There is no sexual wellness without cycle care

There is no sexual wellness without cycle care

16th March 2022

Historically cycle tracking has been focused on ovulation and understanding how to use this information to support pregnancy or a more natural contraception method. However, here at FEWE, we advocate mapping your own arousal within your cycle, NOT just your fertility. 

76% of our participants connected cycle care solely with fertility and trying to get pregnant, not sexual wellness as a whole. Only 24% of respondents believed that their hormones affected their libido and how they felt about sex throughout the month. FEWE believes that understanding your hormones is vital to a happy and healthy sex life, both with partners and yourself. 

 

How do my hormones affect my libido? 

Estrogen, progesterone, and testosterone all affect sexual desire and arousal. Having higher estrogen levels in the body promotes vaginal lubrication and increases sexual desire. In turn, an increase in progesterone can reduce sexual desire. So understanding where you are in your cycle will help you identify when you may feel more turned on and sexually aroused. 

Cortisol also has a direct correlation to mood and quality of sleep. These factors, in turn (mood and sleep quality), indirectly have a significant impact on libido and arousal, and hence cortisol is an important factor in sexual wellness. 

The science behind your hormones

FOLLICULAR PHASE 

When oestrogen levels are highest leading up to ovulation, you produce more natural vaginal lubrication. You are also likely to feel more aroused due to the increase in oestrogen at this time, and some studies suggest that you may enjoy sex (with yourself or a partner) more at this time. 

 

If you enjoy giving or receiving a bit of consensual pain to enhance your pleasure, your cycle phasing might also impact this. Your pain threshold is highest when oestrogen is high - mid-cycle - so this is your ideal time for this kind of pleasure enhancement. 

LUTEAL PHASE 

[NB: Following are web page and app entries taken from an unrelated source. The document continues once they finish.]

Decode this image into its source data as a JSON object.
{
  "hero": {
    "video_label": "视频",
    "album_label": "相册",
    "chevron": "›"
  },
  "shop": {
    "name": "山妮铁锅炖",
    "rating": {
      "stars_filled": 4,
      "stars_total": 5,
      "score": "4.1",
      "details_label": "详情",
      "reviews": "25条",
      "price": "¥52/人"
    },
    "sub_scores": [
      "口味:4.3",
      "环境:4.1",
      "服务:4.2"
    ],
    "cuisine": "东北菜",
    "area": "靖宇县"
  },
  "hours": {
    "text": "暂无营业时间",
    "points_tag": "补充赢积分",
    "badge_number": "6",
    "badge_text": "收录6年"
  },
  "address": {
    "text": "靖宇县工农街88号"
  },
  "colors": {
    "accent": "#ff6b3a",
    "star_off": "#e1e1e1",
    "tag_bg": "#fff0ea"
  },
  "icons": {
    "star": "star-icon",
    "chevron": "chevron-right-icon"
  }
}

After ovulation, as your oestrogen levels dip again and your progesterone levels increase, you may find yourself feeling less horny. 

The dual control model: The Sexual Inhibition (SIS) and Sexual Excitation (SES)

As well as your Hormones playing a part in your arousal levels, there is also something called the dual control model, more popularly known as our "sex drive". 

Your sexual response system is made of two systems: a Sexual Excitation System (SES) and a Sexual Inhibition System (SIS).

SES is essentially the "gas pedal" of your sexual responsiveness, and it notices sexually relevant information. This can include things like sights, sounds, smells, tastes, sensations, and thoughts. This then signals your genitals, saying, "turn on."

SIS is the sexual "brakes pedal" It notices potential threats and sends a "turn off" signal to your genitals. Threats can include physical and social situations like body image, performance or relationship issues or even things you deem dangerous. This part is working most of the time. 

To feel aroused it's not as simple as turning the on's on. You also have to turn the offs off.

 

Mapping your arousal levels during your cycle 

We all have different things that turn us off and on, so it's essential you start to identify what gets your going and what doesn't. It could be as simple as making notes or looking back when you felt aroused. 

Think about your sense to start with. This could include how you like to be touched, sounds you enjoy hearing and even things you enjoy eating. Our senses are vital to working out what can flip the switch. For example, having the lights up to bright could turn you off but having your legs massaged can turn you on. So turn off the offs and turn on the ones.

Once you work out what stimulates you into arousal, you can turn this on whenever you like. Also, remember to communicate this with your partner because communication is the key ingredient to better sex.